The UK spouse visa, which is the equivalent of the US ‘green card’ I guess, although the spouse visa lasts just 2 1/2 years before you have to reapply for another 2 1/2 years, before you can then apply for permanent residence aka ‘indefinite leave to remain’ (the most contradictory and confusing term for non-native English speakers if there ever was one!) is another story however. Since 2012 there has been a financial requirement to fulfill and this makes the process a lot more complex and demanding. If the British spouse is living and working in the UK, it’s not too bad as the salary threshold is below average so relatively attainable, but if the couple are living outside the UK, the requirements for a certain salary threshold (certainly far above average for China) for a certain amount of time, plus a UK job offer on return, or other savings/income sources, are not easy to fulfill. I know a number of couples who are currently considering the move and this financial requirement makes the decisions a lot more difficult.

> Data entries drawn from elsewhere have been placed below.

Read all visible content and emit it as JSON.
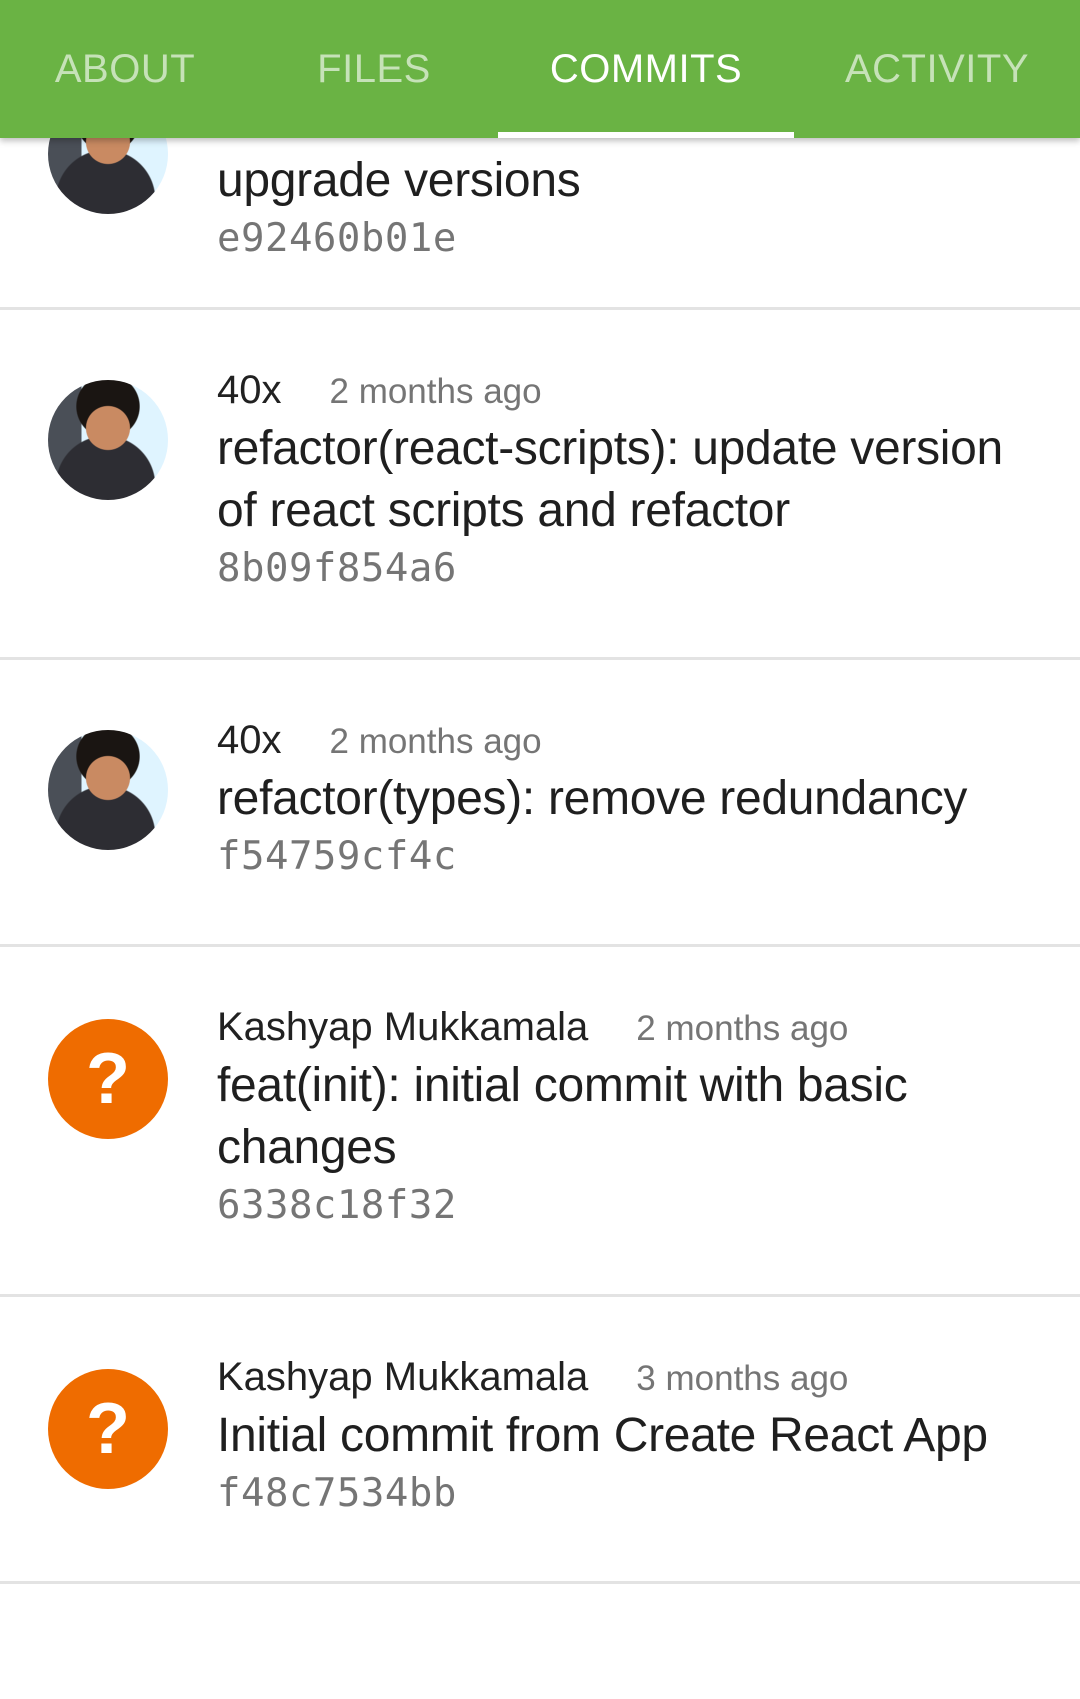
{
  "tabs": [
    {
      "label": "ABOUT",
      "active": false
    },
    {
      "label": "FILES",
      "active": false
    },
    {
      "label": "COMMITS",
      "active": true
    },
    {
      "label": "ACTIVITY",
      "active": false
    }
  ],
  "commits": [
    {
      "author": "",
      "time": "",
      "message": "upgrade versions",
      "sha": "e92460b01e",
      "avatar": "user-photo-icon"
    },
    {
      "author": "40x",
      "time": "2 months ago",
      "message": "refactor(react-scripts): update version of react scripts and refactor",
      "sha": "8b09f854a6",
      "avatar": "user-photo-icon"
    },
    {
      "author": "40x",
      "time": "2 months ago",
      "message": "refactor(types): remove redundancy",
      "sha": "f54759cf4c",
      "avatar": "user-photo-icon"
    },
    {
      "author": "Kashyap Mukkamala",
      "time": "2 months ago",
      "message": "feat(init): initial commit with basic changes",
      "sha": "6338c18f32",
      "avatar": "unknown-user-icon",
      "avatar_glyph": "?"
    },
    {
      "author": "Kashyap Mukkamala",
      "time": "3 months ago",
      "message": "Initial commit from Create React App",
      "sha": "f48c7534bb",
      "avatar": "unknown-user-icon",
      "avatar_glyph": "?"
    }
  ],
  "colors": {
    "toolbar": "#6ab344",
    "unknown_avatar": "#ef6c00"
  }
}
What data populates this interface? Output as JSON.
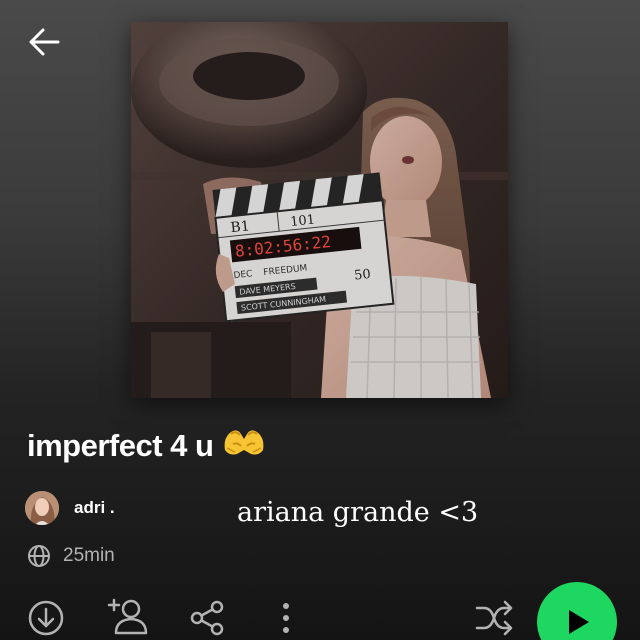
{
  "header": {
    "back_icon": "arrow-left-icon"
  },
  "playlist": {
    "cover_icon": "playlist-cover-image",
    "title": "imperfect 4 u",
    "title_emoji": "heart-hands-emoji",
    "owner": {
      "avatar_icon": "avatar-image",
      "name": "adri ."
    },
    "description": "ariana grande <3",
    "visibility_icon": "globe-icon",
    "duration": "25min"
  },
  "cover_art": {
    "clapper_scene": "B1",
    "clapper_take": "101",
    "clapper_timecode": "8:02:56:22",
    "clapper_date": "DEC",
    "clapper_title": "FREEDUM",
    "clapper_director": "DAVE MEYERS",
    "clapper_dp": "SCOTT CUNNINGHAM",
    "clapper_fps": "50"
  },
  "actions": {
    "download_icon": "download-icon",
    "add_follower_icon": "add-person-icon",
    "share_icon": "share-icon",
    "more_icon": "more-vertical-icon",
    "shuffle_icon": "shuffle-icon",
    "play_icon": "play-icon"
  },
  "colors": {
    "background_top": "#4a4a4a",
    "background_bottom": "#141414",
    "accent_green": "#1ed760",
    "secondary_text": "#b3b3b3"
  }
}
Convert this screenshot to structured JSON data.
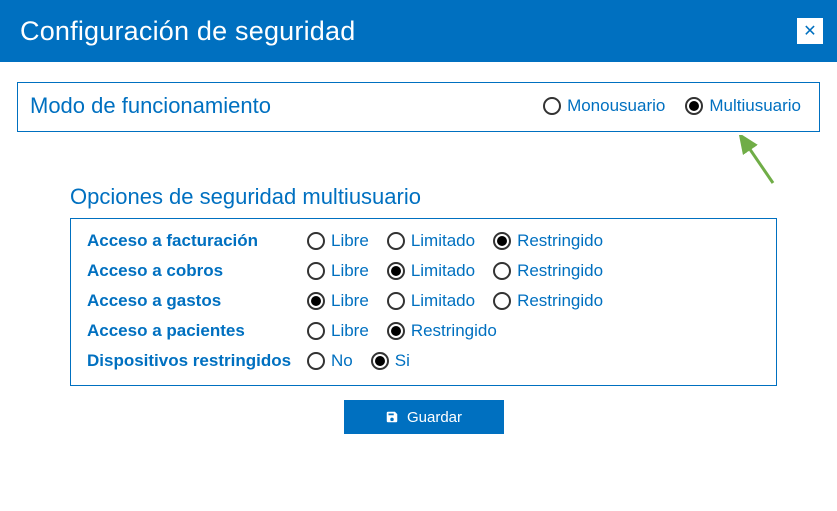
{
  "colors": {
    "accent": "#0070c0",
    "arrow": "#70ad47"
  },
  "title": "Configuración de seguridad",
  "mode": {
    "label": "Modo de funcionamiento",
    "options": {
      "mono": "Monousuario",
      "multi": "Multiusuario"
    },
    "selected": "multi"
  },
  "multi_options": {
    "title": "Opciones de seguridad multiusuario",
    "rows": {
      "facturacion": {
        "label": "Acceso a facturación",
        "libre": "Libre",
        "limitado": "Limitado",
        "restringido": "Restringido",
        "selected": "restringido"
      },
      "cobros": {
        "label": "Acceso a cobros",
        "libre": "Libre",
        "limitado": "Limitado",
        "restringido": "Restringido",
        "selected": "limitado"
      },
      "gastos": {
        "label": "Acceso a gastos",
        "libre": "Libre",
        "limitado": "Limitado",
        "restringido": "Restringido",
        "selected": "libre"
      },
      "pacientes": {
        "label": "Acceso a pacientes",
        "libre": "Libre",
        "restringido": "Restringido",
        "selected": "restringido"
      },
      "dispositivos": {
        "label": "Dispositivos restringidos",
        "no": "No",
        "si": "Si",
        "selected": "si"
      }
    }
  },
  "save_label": "Guardar"
}
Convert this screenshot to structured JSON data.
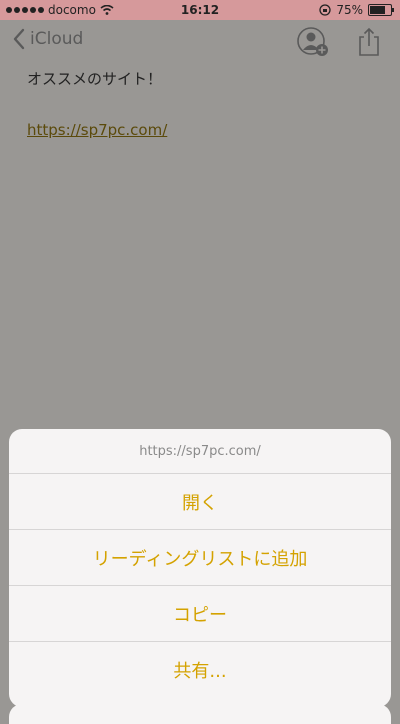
{
  "status_bar": {
    "carrier": "docomo",
    "time": "16:12",
    "battery": "75%",
    "battery_level": 0.75
  },
  "nav": {
    "back_label": "iCloud"
  },
  "note": {
    "line1": "オススメのサイト！",
    "link": "https://sp7pc.com/"
  },
  "action_sheet": {
    "title": "https://sp7pc.com/",
    "items": [
      {
        "label": "開く"
      },
      {
        "label": "リーディングリストに追加"
      },
      {
        "label": "コピー"
      },
      {
        "label": "共有..."
      }
    ],
    "accent_color": "#d4a200"
  }
}
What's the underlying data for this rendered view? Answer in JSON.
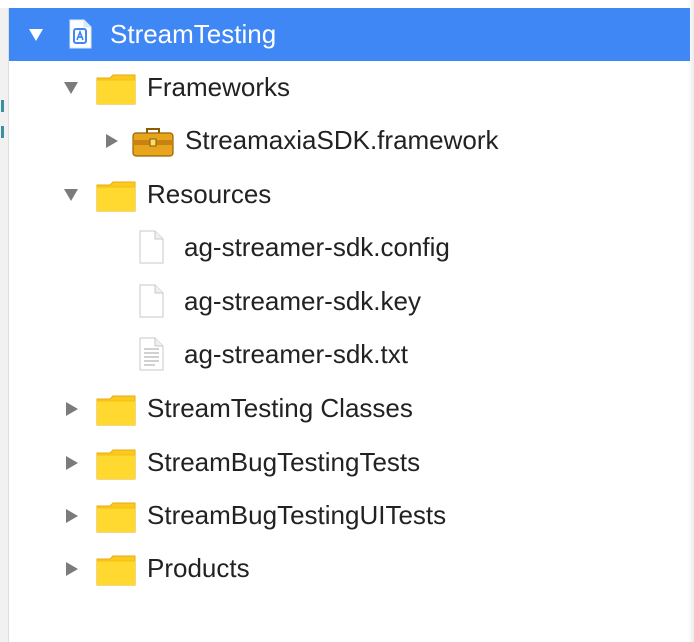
{
  "navigator": {
    "project": {
      "label": "StreamTesting",
      "icon": "xcode-project-icon",
      "expanded": true,
      "selected": true
    },
    "items": [
      {
        "label": "Frameworks",
        "icon": "folder-icon",
        "expanded": true
      },
      {
        "label": "StreamaxiaSDK.framework",
        "icon": "framework-icon",
        "expanded": false
      },
      {
        "label": "Resources",
        "icon": "folder-icon",
        "expanded": true
      },
      {
        "label": "ag-streamer-sdk.config",
        "icon": "file-icon"
      },
      {
        "label": "ag-streamer-sdk.key",
        "icon": "file-icon"
      },
      {
        "label": "ag-streamer-sdk.txt",
        "icon": "text-file-icon"
      },
      {
        "label": "StreamTesting Classes",
        "icon": "folder-icon",
        "expanded": false
      },
      {
        "label": "StreamBugTestingTests",
        "icon": "folder-icon",
        "expanded": false
      },
      {
        "label": "StreamBugTestingUITests",
        "icon": "folder-icon",
        "expanded": false
      },
      {
        "label": "Products",
        "icon": "folder-icon",
        "expanded": false
      }
    ]
  },
  "colors": {
    "selection": "#3f87f5",
    "folder": "#fbcd1a",
    "disclosure": "#7b7b7b",
    "text": "#222222"
  }
}
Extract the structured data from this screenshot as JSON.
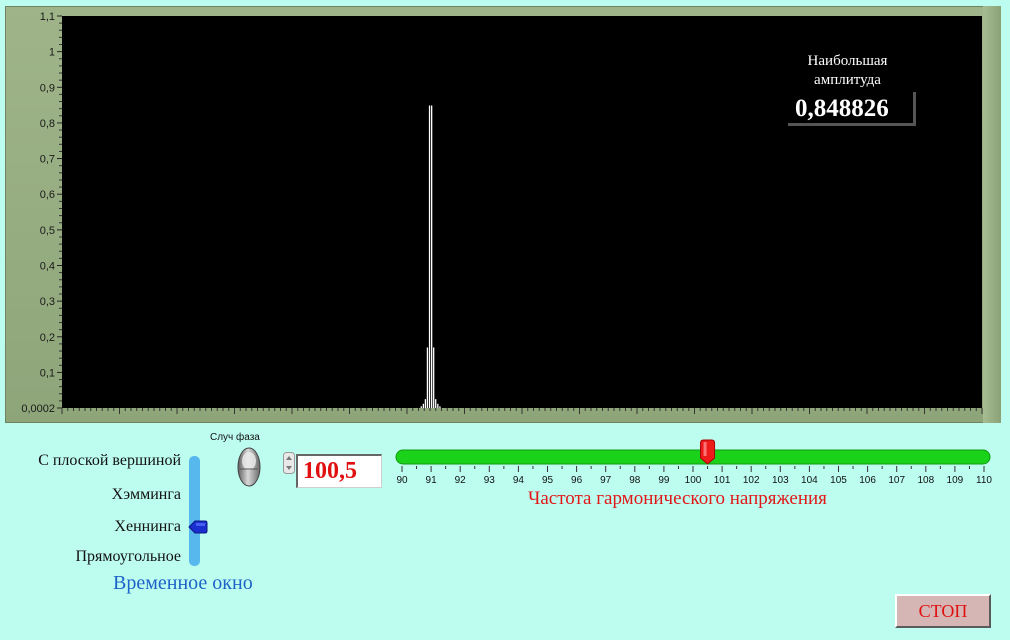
{
  "graph": {
    "amplitude_label_line1": "Наибольшая",
    "amplitude_label_line2": "амплитуда",
    "amplitude_value": "0,848826",
    "plot_bg": "#000000",
    "frame_color": "#9fb589"
  },
  "chart_data": {
    "type": "bar",
    "x_range": [
      0,
      1
    ],
    "ylim": [
      0.0002,
      1.1
    ],
    "y_tick_labels": [
      "0,0002",
      "0,1",
      "0,2",
      "0,3",
      "0,4",
      "0,5",
      "0,6",
      "0,7",
      "0,8",
      "0,9",
      "1",
      "1,1"
    ],
    "y_tick_values": [
      0.0002,
      0.1,
      0.2,
      0.3,
      0.4,
      0.5,
      0.6,
      0.7,
      0.8,
      0.9,
      1.0,
      1.1
    ],
    "grid": false,
    "peaks": [
      {
        "x": 0.3905,
        "y": 0.005
      },
      {
        "x": 0.3928,
        "y": 0.012
      },
      {
        "x": 0.395,
        "y": 0.025
      },
      {
        "x": 0.3972,
        "y": 0.17
      },
      {
        "x": 0.3995,
        "y": 0.848826
      },
      {
        "x": 0.4018,
        "y": 0.848826
      },
      {
        "x": 0.404,
        "y": 0.17
      },
      {
        "x": 0.4062,
        "y": 0.025
      },
      {
        "x": 0.4085,
        "y": 0.012
      },
      {
        "x": 0.4108,
        "y": 0.005
      }
    ],
    "series_color": "#ffffff"
  },
  "window": {
    "title": "Временное окно",
    "options": [
      "С плоской вершиной",
      "Хэмминга",
      "Хеннинга",
      "Прямоугольное"
    ],
    "selected": "Хеннинга",
    "slider_color": "#57b8ee",
    "thumb_color": "#1a2fd0"
  },
  "phase": {
    "label": "Случ фаза"
  },
  "frequency": {
    "value": "100,5",
    "title": "Частота гармонического напряжения",
    "min": 90,
    "max": 110,
    "current": 100.5,
    "tick_labels": [
      "90",
      "91",
      "92",
      "93",
      "94",
      "95",
      "96",
      "97",
      "98",
      "99",
      "100",
      "101",
      "102",
      "103",
      "104",
      "105",
      "106",
      "107",
      "108",
      "109",
      "110"
    ],
    "track_color": "#1bd21b",
    "thumb_color": "#ee1b1b"
  },
  "stop_button": {
    "label": "СТОП"
  }
}
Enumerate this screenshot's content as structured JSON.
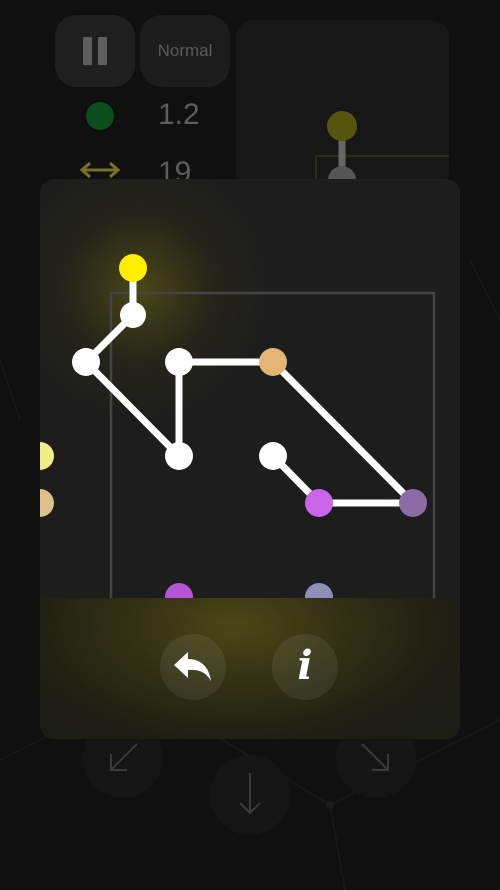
{
  "hud": {
    "pause_icon": "pause-icon",
    "difficulty": "Normal",
    "score_icon": "green-dot-icon",
    "score_value": "1.2",
    "moves_icon": "double-arrow-icon",
    "moves_value": "19"
  },
  "directions": {
    "down_left_icon": "arrow-down-left-icon",
    "down_icon": "arrow-down-icon",
    "down_right_icon": "arrow-down-right-icon"
  },
  "modal": {
    "undo_icon": "undo-icon",
    "info_icon": "info-icon",
    "info_glyph": "i"
  },
  "colors": {
    "background": "#101010",
    "panel": "#1d1d1d",
    "edge": "#ffffff",
    "node_white": "#ffffff",
    "node_yellow": "#ffee00",
    "node_orange": "#e3b673",
    "node_violet": "#c865e8",
    "node_mauve": "#8e6aa7",
    "node_pale_yellow": "#f0ec86",
    "node_tan": "#dcc18c",
    "node_lavender": "#8d8fb6",
    "node_purple": "#b455d6",
    "board_frame": "#444444",
    "moves_icon": "#77702a",
    "score_dot": "#0c4d1e"
  }
}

Me and my husband aren’t currently planning a move to the UK, as the benefits of staying in China whilst we are still young outweigh the benefits of moving back, but the knowledge that when the day comes that we would like to go back we will be faced with a minimum 6 month separation or 6 month wait is stressful. It’s harder for me since I’m the partner currently living away from home so suffering inevitable bouts of homesickness, but after our baby is born, I’m sure we will both have news sets of priorities and considerations. When making big life decisions, visas are a huge obstacle which make the process all the more difficult, especially when it feels like your own country doesn’t want you, because you happened to marry a foreigner.
I’ve read a number of blog posts on the topic of visas for spouses over the years, so I know I’m not alone, but what I’ve also found is that every person’s/couple’s situation is different, so it can be hard to find applicable advice. Next stop, mixed race baby nationality issues!